[Aim of the exercise]
Where does the word "false" show up in the records? Copy every line that holds it.

━━━━━ Data to examine

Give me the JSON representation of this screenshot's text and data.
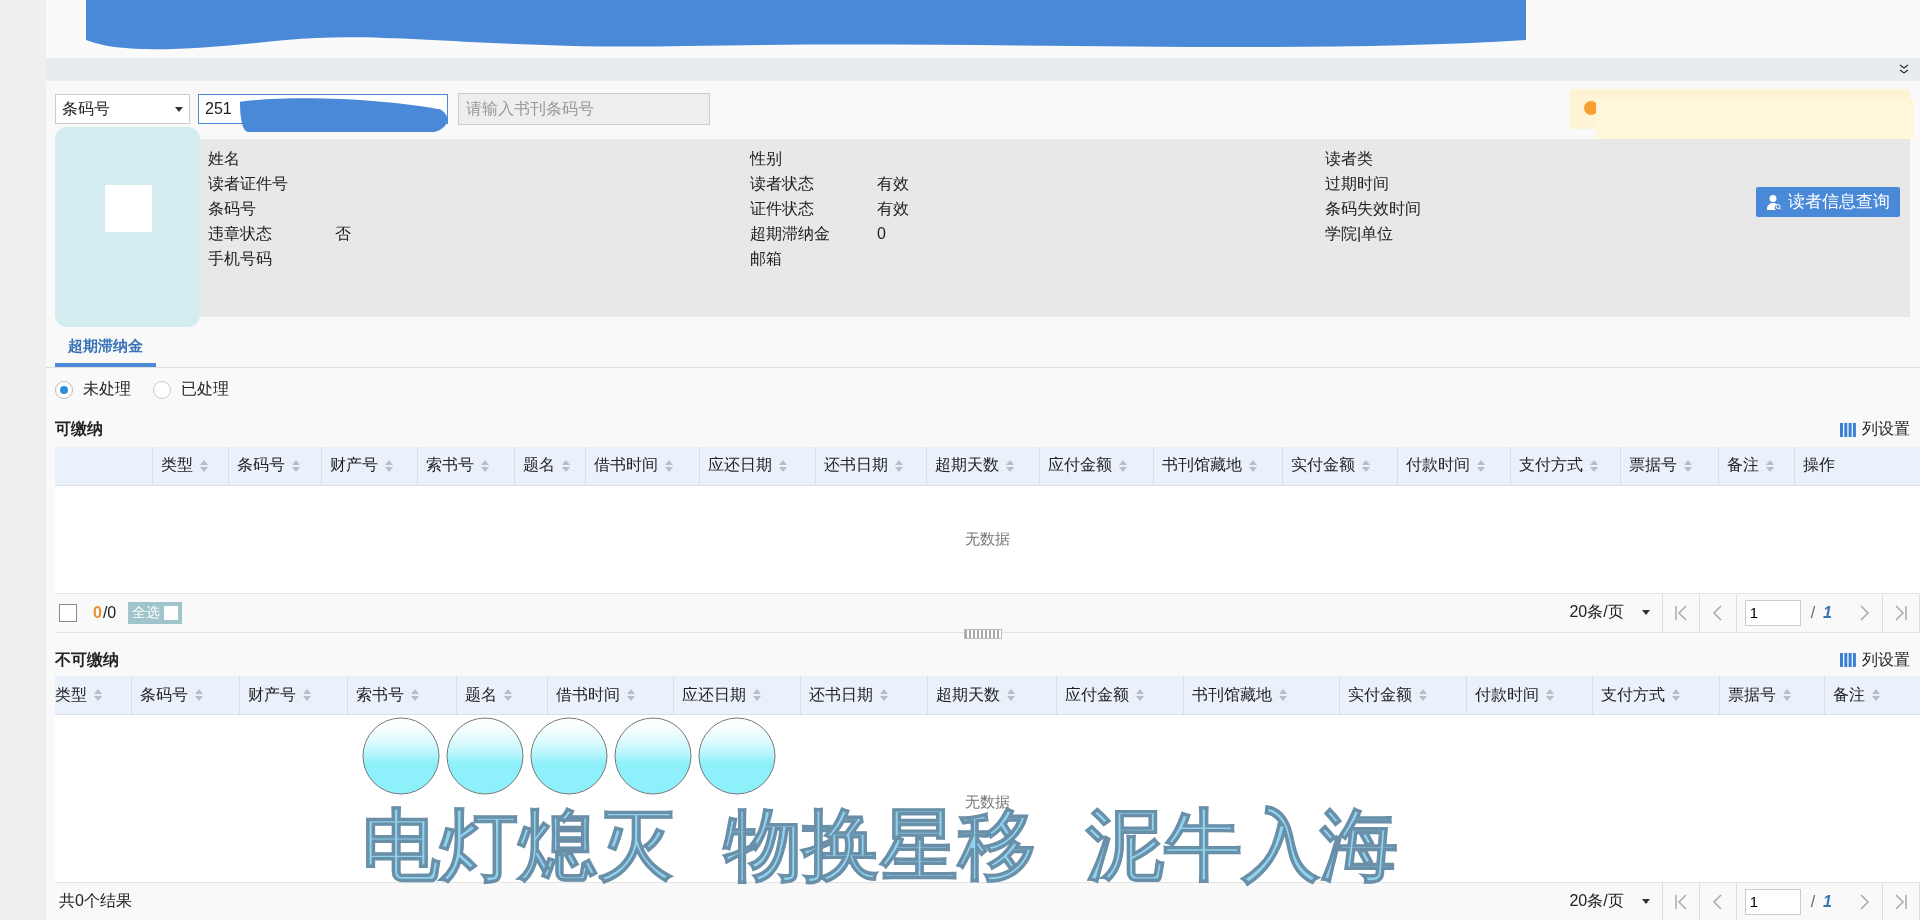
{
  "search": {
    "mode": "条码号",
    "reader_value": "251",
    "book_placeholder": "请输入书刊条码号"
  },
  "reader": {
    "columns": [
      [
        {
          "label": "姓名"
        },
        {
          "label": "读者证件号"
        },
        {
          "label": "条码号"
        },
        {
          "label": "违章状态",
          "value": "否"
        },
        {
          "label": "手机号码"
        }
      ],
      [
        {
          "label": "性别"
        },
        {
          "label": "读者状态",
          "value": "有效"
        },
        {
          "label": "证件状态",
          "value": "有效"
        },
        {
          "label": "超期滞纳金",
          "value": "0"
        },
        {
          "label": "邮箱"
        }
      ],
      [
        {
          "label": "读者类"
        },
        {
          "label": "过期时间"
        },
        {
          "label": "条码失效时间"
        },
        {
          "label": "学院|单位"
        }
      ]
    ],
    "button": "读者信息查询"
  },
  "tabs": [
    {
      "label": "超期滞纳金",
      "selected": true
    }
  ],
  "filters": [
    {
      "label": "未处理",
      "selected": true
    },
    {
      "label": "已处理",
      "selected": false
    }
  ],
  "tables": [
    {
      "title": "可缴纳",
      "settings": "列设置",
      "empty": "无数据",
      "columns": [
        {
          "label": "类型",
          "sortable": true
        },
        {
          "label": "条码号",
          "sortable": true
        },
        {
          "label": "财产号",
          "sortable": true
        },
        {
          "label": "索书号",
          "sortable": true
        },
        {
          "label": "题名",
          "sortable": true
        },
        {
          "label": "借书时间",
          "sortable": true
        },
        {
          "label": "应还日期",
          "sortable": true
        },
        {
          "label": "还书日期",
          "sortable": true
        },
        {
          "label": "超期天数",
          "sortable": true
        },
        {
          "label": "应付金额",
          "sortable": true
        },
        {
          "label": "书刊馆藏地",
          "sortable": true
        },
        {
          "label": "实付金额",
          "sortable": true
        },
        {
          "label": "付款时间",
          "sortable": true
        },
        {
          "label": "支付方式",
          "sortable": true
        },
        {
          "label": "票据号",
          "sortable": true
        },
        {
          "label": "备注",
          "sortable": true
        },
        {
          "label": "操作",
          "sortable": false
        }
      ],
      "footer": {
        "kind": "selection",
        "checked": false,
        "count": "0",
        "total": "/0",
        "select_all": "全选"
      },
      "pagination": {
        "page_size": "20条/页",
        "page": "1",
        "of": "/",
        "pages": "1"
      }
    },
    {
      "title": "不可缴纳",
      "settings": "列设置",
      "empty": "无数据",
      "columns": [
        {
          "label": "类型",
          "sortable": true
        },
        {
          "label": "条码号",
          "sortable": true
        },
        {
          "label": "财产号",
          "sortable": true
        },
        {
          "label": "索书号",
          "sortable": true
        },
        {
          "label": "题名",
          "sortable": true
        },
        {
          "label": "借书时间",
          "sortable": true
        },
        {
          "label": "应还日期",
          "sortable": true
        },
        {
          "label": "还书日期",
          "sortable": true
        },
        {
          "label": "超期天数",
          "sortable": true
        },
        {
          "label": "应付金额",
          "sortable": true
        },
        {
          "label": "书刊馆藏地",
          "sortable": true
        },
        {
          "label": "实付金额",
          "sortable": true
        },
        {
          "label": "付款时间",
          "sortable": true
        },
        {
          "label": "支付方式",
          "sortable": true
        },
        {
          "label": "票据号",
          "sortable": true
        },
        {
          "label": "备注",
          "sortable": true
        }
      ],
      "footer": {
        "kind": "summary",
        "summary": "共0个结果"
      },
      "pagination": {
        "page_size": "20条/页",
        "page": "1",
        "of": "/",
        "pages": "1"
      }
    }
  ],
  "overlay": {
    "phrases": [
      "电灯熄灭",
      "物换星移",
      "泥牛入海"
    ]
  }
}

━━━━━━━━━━
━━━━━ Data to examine

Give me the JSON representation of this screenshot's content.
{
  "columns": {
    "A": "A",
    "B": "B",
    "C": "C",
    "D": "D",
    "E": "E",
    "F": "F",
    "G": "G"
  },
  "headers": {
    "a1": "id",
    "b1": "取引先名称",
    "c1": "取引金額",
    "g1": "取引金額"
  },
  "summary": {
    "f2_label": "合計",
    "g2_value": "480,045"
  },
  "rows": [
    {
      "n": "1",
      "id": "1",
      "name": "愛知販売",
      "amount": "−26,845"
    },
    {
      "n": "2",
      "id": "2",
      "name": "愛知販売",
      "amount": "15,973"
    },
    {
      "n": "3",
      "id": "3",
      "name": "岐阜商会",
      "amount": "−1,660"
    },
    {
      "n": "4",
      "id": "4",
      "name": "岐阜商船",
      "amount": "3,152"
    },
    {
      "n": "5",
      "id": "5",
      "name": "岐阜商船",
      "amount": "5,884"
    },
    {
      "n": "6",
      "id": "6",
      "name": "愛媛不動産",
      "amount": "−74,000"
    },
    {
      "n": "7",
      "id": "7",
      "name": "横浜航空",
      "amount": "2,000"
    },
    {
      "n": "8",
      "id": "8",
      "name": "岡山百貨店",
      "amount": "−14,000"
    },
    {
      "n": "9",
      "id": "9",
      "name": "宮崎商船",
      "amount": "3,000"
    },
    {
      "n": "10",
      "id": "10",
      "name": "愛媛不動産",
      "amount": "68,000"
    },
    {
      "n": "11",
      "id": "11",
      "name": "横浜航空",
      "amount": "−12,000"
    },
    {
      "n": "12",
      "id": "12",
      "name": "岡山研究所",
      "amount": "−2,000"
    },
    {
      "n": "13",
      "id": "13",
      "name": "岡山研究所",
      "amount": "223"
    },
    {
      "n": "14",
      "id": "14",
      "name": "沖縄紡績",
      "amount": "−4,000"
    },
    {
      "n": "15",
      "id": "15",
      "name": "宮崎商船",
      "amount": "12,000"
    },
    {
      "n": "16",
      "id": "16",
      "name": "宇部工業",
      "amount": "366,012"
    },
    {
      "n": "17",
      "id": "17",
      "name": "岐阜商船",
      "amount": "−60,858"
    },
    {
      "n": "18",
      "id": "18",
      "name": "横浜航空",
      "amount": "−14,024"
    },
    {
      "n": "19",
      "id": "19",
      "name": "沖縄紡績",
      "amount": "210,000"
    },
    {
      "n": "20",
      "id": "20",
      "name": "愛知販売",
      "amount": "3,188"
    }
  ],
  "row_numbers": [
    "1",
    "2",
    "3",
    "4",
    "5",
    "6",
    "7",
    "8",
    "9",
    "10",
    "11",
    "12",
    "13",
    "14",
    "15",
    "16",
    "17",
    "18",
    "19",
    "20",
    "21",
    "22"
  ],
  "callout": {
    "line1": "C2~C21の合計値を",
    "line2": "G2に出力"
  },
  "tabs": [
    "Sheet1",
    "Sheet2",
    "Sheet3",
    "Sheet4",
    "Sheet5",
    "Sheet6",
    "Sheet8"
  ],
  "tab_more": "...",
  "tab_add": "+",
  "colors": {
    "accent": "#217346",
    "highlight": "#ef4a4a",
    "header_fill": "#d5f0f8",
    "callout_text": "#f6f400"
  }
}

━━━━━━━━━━

[Exercise output]
      "selected": false
          "sortable": false
        "checked": false,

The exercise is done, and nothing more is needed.